As for what I didn't like, some of the direction was awful, particularly in the tiring action sequences. The show's going to have to work on those and expand their scope; random harness-cams strapped to Gordon as he sprints through a restaurant kitchen won't do.
Kaitlin: I agree that the look and feel of Gotham City is great. The tone of the pilot was very noir, which is is a good fit for the story Gotham is telling. But the acting is not up to snuff, considering that both Ben McKenzie and Donal Logue have proven they're more than capable of producing quality work. They'll have an opportunity to fix that as the show progresses, but the pilot made it seem like McKenzie hired Tyra Banks as an acting coach and instead of instructing him to smize, she told him that his eyeballs were his only hope of saving humanity. Gotham's pilot was not subtle, is what I'm trying to say.
Tim: Exactly.

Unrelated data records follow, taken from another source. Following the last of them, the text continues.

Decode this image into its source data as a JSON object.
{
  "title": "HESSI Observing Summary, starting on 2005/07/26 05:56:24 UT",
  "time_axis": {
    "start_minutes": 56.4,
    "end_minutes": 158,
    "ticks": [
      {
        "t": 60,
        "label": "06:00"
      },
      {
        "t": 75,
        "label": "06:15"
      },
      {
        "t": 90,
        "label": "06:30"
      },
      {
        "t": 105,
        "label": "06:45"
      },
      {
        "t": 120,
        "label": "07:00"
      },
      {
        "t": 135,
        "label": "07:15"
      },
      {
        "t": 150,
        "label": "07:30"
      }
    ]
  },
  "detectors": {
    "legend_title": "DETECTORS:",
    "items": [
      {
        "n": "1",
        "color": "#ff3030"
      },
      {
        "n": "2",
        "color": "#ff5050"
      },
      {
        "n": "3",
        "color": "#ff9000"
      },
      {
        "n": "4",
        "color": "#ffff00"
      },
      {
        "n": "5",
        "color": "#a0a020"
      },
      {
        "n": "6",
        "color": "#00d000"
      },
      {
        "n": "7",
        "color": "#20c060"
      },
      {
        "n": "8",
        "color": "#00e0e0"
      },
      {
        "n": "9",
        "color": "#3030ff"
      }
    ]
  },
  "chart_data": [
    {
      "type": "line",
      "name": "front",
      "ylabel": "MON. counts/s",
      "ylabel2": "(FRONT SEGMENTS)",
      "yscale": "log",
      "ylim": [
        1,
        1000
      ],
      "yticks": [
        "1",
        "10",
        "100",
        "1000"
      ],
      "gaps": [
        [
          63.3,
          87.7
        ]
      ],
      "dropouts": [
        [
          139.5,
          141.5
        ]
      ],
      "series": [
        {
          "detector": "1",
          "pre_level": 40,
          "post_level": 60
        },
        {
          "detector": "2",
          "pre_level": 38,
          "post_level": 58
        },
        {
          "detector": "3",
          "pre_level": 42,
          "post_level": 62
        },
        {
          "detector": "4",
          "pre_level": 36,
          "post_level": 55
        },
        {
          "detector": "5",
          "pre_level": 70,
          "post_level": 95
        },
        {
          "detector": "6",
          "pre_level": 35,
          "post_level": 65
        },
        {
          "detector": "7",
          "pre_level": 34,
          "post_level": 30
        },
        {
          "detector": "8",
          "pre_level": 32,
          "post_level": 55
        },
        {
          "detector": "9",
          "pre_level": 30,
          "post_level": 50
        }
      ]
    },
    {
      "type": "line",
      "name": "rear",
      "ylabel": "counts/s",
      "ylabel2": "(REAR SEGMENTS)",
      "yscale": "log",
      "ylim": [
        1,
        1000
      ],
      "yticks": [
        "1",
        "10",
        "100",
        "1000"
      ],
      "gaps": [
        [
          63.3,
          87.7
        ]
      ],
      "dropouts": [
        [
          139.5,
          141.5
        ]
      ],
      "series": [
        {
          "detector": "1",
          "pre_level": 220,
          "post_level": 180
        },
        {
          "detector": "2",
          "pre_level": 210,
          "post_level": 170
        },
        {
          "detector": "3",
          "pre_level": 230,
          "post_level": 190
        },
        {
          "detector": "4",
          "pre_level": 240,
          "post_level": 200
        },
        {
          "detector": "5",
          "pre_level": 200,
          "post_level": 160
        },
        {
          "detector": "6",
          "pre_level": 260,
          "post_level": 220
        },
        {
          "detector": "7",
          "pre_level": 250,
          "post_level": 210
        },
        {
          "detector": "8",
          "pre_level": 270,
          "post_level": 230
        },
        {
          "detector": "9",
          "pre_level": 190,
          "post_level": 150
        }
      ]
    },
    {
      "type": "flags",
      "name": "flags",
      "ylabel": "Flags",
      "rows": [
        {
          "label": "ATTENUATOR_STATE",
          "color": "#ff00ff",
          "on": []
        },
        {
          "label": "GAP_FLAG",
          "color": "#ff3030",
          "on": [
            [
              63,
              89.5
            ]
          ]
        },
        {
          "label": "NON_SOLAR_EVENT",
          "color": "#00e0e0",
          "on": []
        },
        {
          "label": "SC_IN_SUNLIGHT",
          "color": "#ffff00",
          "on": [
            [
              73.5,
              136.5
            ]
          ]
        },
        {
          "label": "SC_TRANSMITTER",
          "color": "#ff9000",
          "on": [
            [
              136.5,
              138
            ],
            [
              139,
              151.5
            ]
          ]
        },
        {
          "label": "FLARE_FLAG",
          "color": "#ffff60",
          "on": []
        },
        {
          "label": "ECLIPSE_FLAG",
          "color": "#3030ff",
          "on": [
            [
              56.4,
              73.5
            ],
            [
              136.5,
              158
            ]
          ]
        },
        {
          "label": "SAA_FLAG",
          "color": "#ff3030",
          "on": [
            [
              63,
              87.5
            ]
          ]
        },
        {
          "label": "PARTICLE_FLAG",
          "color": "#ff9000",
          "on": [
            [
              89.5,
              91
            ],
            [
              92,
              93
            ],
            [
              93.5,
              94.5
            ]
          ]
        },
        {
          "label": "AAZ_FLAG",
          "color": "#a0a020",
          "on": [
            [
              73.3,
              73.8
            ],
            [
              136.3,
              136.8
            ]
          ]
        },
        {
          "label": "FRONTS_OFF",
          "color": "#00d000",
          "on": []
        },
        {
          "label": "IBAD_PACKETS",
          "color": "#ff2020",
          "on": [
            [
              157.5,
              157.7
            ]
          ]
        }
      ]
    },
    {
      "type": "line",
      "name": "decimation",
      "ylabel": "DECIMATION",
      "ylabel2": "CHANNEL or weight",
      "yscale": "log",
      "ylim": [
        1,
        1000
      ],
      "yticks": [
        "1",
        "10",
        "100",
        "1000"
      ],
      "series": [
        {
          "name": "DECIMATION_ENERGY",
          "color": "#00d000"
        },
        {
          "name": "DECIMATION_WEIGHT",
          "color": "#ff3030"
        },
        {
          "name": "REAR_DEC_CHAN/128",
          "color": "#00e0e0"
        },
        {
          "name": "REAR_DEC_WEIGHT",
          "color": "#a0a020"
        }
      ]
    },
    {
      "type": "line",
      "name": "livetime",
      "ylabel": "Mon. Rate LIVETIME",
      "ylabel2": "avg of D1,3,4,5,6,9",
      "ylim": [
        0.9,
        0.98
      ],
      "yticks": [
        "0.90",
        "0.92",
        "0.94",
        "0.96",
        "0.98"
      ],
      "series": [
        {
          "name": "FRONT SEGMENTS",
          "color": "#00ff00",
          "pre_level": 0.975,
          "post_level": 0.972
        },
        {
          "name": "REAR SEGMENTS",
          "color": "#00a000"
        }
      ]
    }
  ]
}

You know what else was not subtle? The introduction of the many villains who we'll be getting to know throughout the series. I'm still on the fence about seeing all these baddies whose future identities we're already familiar with as powerless versions of themselves. And I know we've only seen the pilot so far, but with so many well-known characters popping up in Episode 1, Gotham City felt kind of small. Overall, Gotham seems like it'll merely be Batman without the Batman, a procedural that happens to be set in Gotham City.
However, I will say that the dude who plays the Penguin (Robert Lloyd Taylor) was awesome, and he's already my favorite character on the show.
Kaitlin: I don't know that the pilot made Gotham City feel small, but it did make me wonder what the rest of the series will be like. Will all of these characters make cameos throughout the first season? Will the Riddler play a larger role, or just wink and a nod to his future persona? I feel like I'm coming off as overly harsh, so maybe I'm suffering from a case of too-high expectations (shame on me!), but Gotham's second, third, and fourth episodes are going to prove especially important, as the pilot didn't give us a great sense of what the show is aiming for. There's still a lot of potential for Gotham to have some fun, but it's going to need to lean into its campiness instead of taking itself so damn seriously. And Ben, dude, grab a drink and chill the F out, man.
Gotham premieres Monday, September 22 at 8pm on Fox.
TV.com's 2014 Fall Preview:
New Shows, Network Schedules, Trailers, and More
AIRED ON 5/4/2015
Season 1 : Episode 22